The 'Plot Against Pensions' Takes Aim At California

Isaiah J. PooleBy Isaiah J. Poole

David Sirota, the author of the Institute for America's Future report on "The Plot Against Pensions" that detailed the right-wing collaboration to dismantle public pension programs around the country, is now reporting in Salon that "the Enron billionaire whose former company wrecked the Golden State's economy appears to be using a shadowy Texas front group to now try to loot the Golden State's public pension system."

Pension-Cutting Ballot Initiative Revealed

By Gary Cohn

In a move to slash the retirement benefits of public employees in California, a group of mostly conservative policy advocates has been working behind the scenes on a possible 2014 ballot initiative. A copy of the still-secret draft initiative, which could dramatically impact the lives of hundreds of thousands of Californians and send a signal nationwide, has been obtained by Frying Pan News. (See the document’s text by clicking here.)

Retirement: Where Corporate Executives Make the Real Big Bucks

By Senator Mark Leno

With most of the attention focused on the rising level of CEO pay while executives are actively working, an even more important aspect of executive compensation has been overlooked. What a top corporate executive makes when he or she retires from a publicly traded corporation is an ongoing expense to the company every year for the rest of their lives, as opposed to their yearly pay, which is a one-time payment.

Walmart Special: Bentonville’s Night of the Long Knives


By Bobbi Murray

It must be so confusing to be Walmart these days. The big retailer has been rumbling along happy-faced for years– crushing local competition, squeezing labor in its stores and commanding supply chains abroad with ruthless pressure to produce at ever-lower wages and ever-faster rates. Its stock goes up, Up, UP, so Walmart stockholders have been happy stockholders.

But right now investors are off-with-their heads angry at Walmart brass –  their knives are out and  shareholders are planning to call for resignations at the June 1 Walmart stockholder’s meeting at corporate HQ in Bentonville, Arkansas.

Teachers’ Fund Lawyers-Up Against Walmart Brass

By Steven Mikulan
The Frying Pan

The California State Teachers’ Retirement System (CalSTRS) filed a lawsuit last week against current and former members of Walmart’s board of directors, and other company officers, charging them with gross violation of fiduciary duty in connection with the company’s Mexican bribery scandal.

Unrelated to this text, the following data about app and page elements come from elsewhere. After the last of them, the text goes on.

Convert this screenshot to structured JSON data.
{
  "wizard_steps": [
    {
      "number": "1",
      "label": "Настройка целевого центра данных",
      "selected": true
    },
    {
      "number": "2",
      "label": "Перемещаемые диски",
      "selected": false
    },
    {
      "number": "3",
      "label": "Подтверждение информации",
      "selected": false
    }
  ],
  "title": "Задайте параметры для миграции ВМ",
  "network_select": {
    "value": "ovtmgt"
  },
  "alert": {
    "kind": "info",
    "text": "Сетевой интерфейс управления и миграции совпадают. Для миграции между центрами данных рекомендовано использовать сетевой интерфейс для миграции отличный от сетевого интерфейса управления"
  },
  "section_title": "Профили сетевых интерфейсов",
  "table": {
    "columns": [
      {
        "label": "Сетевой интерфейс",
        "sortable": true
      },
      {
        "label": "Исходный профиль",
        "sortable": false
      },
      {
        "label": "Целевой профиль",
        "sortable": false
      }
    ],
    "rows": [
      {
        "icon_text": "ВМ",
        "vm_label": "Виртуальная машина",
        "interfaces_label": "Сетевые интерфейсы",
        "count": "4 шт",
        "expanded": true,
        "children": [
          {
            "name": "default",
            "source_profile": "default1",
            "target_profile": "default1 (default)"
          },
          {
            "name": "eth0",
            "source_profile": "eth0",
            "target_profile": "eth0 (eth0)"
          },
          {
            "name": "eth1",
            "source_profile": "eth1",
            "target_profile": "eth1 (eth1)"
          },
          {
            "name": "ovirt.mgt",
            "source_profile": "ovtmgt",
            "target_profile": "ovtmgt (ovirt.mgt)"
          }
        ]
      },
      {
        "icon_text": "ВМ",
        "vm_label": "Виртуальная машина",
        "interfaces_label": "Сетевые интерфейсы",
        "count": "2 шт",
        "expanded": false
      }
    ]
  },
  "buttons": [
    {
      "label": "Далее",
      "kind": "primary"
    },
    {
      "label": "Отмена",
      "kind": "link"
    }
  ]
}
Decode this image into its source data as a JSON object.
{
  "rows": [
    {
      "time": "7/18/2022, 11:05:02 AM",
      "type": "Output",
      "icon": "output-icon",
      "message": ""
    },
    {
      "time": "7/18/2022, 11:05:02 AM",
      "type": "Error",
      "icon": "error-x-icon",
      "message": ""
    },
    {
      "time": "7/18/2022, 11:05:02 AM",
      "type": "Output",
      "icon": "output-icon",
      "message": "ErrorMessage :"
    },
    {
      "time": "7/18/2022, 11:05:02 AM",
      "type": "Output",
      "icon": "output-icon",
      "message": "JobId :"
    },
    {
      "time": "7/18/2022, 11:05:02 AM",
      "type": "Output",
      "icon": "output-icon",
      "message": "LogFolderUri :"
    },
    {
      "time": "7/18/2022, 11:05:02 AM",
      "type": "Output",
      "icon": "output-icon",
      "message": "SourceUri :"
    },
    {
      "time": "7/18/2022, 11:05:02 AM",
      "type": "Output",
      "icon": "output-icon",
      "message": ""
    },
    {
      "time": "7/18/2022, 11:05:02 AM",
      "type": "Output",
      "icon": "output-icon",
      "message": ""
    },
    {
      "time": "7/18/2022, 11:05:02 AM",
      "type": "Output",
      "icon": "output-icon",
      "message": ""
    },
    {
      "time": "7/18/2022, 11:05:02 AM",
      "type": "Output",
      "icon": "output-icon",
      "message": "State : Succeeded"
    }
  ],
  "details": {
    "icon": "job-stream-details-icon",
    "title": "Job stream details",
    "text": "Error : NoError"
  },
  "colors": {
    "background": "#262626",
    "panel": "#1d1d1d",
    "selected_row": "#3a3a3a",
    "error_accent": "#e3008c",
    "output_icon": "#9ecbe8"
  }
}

That scandal, extensively examined by a recent New York Times feature, revealed a corporation so eager to expand its Mexican operations that it ignored findings by its own investigators sent to look into the allegations.

"Vulture Capitalists" Dominate California Pension "Reform" Funders, Links to Bain Revealed

By Steven Maviglio

Nearly 60 percent of the contributions to a political committee that hopes to put two pension measures on November ballot come from three Silicon Valley venture capital firms, including one tied to Bain & Company, the controversial firm formerly headed by Mitt Romney whose practices of terminating workers and businesses has become a major issue in the Republican presidential campaign.

GOP's California Pension Reform Initiative Gets the One, Two Punch

By Steve Maviglio
California Majority Report

The truth hurts.

That's the verdict on the two GOP pension proposals that have been reviewed by the nonpartisan Legislative Analyst's Office and Attorney General.

Just before the new year, the LAO noted that the proposals would cost governments more than $1 billion per year for up to 30 years. That alone should have put a stake in the heart of the ballot measures. On top of that, the LAO also noted that the measures probably wouldn't survive in court, along with a host of other problems.

Now we learn that proponents don't have anywhere near the financial backing they claimed. The Sacramento Bee is reporting that the "Sacramento-based California Pension Reform reported raising $128,600 late last month, mostly from Silicon Valley venture capitalists."